Note that there are discrepancies between the ascents provided in the guide book and the pages on this website. This is due to the calculation using digital OS maps being more accurate than the manual approach. Discrepancies in route mileage are in part again due to digital versus analogue measurement, but also small variations in the starting and end points for each section.

If you are looking for your next challenge then the Ravenber Way could be it. Enjoy your walk and get in touch so that we can add you to our Wall of Finishers.

Download file for GPS

Coast to Coast

The Ravenber Way from Ravenglass to Berwick-upon-Tweed, first recorded by Ron Scholes, provides a challenging coast to coast alternative to the much trodden St. Bees to Robin Hood's Bay, created by Alfred Wainright.

Ron and Alfred were good friends and supported each other's passion for walking. Ron shared many of his new walks and guides with Alfred, who was always enthusiastic and generously offered advice and tweaks.

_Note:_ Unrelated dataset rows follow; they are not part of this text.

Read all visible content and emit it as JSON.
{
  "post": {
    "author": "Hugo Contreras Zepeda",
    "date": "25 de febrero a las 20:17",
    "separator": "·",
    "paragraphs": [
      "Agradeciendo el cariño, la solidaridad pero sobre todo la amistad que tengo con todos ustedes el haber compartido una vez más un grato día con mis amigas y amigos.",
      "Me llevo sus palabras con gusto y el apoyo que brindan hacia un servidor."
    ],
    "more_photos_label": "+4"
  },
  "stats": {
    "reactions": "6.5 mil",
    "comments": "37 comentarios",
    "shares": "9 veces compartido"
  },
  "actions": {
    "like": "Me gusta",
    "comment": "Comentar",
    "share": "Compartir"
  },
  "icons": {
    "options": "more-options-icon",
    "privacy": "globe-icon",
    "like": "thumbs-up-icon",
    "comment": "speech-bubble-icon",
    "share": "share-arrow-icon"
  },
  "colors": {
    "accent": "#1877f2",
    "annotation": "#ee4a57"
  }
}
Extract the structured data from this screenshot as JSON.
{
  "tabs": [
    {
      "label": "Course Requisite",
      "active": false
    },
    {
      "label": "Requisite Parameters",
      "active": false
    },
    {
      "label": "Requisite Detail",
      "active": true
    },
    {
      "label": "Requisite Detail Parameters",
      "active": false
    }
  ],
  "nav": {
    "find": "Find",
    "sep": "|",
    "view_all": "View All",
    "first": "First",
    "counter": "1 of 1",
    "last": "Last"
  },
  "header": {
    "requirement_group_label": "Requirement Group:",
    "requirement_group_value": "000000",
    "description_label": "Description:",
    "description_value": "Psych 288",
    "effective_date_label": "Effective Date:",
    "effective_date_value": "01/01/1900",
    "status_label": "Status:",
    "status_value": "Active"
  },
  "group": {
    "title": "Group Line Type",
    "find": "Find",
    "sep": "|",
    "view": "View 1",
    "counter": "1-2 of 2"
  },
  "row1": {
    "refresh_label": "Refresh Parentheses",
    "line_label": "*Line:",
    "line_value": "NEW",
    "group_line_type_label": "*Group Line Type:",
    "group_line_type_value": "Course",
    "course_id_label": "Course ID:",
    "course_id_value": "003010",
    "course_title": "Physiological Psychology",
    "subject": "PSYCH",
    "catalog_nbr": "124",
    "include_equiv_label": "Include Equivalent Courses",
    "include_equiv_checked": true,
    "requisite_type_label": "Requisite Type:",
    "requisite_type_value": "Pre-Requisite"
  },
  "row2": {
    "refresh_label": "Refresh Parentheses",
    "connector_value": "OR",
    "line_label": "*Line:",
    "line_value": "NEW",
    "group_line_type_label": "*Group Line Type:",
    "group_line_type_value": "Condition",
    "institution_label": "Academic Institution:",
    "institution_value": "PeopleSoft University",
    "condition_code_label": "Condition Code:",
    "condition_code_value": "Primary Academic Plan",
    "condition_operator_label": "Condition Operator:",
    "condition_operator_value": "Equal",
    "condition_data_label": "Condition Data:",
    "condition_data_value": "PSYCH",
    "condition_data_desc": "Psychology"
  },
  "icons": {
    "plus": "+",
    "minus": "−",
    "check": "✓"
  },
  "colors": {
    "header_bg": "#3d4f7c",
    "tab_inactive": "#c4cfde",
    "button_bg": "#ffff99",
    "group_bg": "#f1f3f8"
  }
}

 Wainright's Coast to Coast route is one of the most popular long distance routes in the country, whilst the Ravenber Way is a classic route through outstanding locations that has been greatly overlooked since it was first published in 1997. It offers its walkers fantastic scenery and diverse walking conditions through historic countryside - and is a little more challenging than its counterpart.

So, if you are looking for a coast to coast challenge that is equally well thought out, less trodden, that little bit harder and that will give you exclusive bragging rights, then the Ravenber Way might be for you!

Both coast to coast routes can take fourteen to sixteen days to complete, this is how they compare:

Overall distance
Overall ascent
Highest point
Ravenber Way
St Bees to Robin Hood's Bay

Ravenber Way

St Bees to Robin Hood's Bay

Overall distance
Highest point
Overall ascent

About Ron Scholes

Ron Scholes is an accomplished long distance walker, route setter, author, retired Headteacher, and a former walks leader for the Youth Hotels Association. He delivers illustrated talks about his walks and has been a regular contributor to countryside programmes for BBC local radio, and to the Yorkshire Journal and Outdoor Pursuits magazine. As well as creating the Ravenber Way, Ron set a route from Cape Wrath, on the northern coast of the Scottish Highlands, to Land's End in Cornwall which he walked solo.


Contact us:
Click to view our Privacy Policy
Click for a sitemap


Walking is a fantastic pastime, but you do so at your own risk. This website and the guidebook aim to assist you in creating your Ravenber Way route, they are not a substitute for proper planning and preparation. Walking in mountainous or remote areas can be dangerous. You are responsible for your own safety and for taking appropriate precautions. We are not responsible for the quality and accuracy of websites that we link to. Do not use the maps on this website to navigate. Please check and study any .gpx files before embarking on the route.

Follow me on Twitter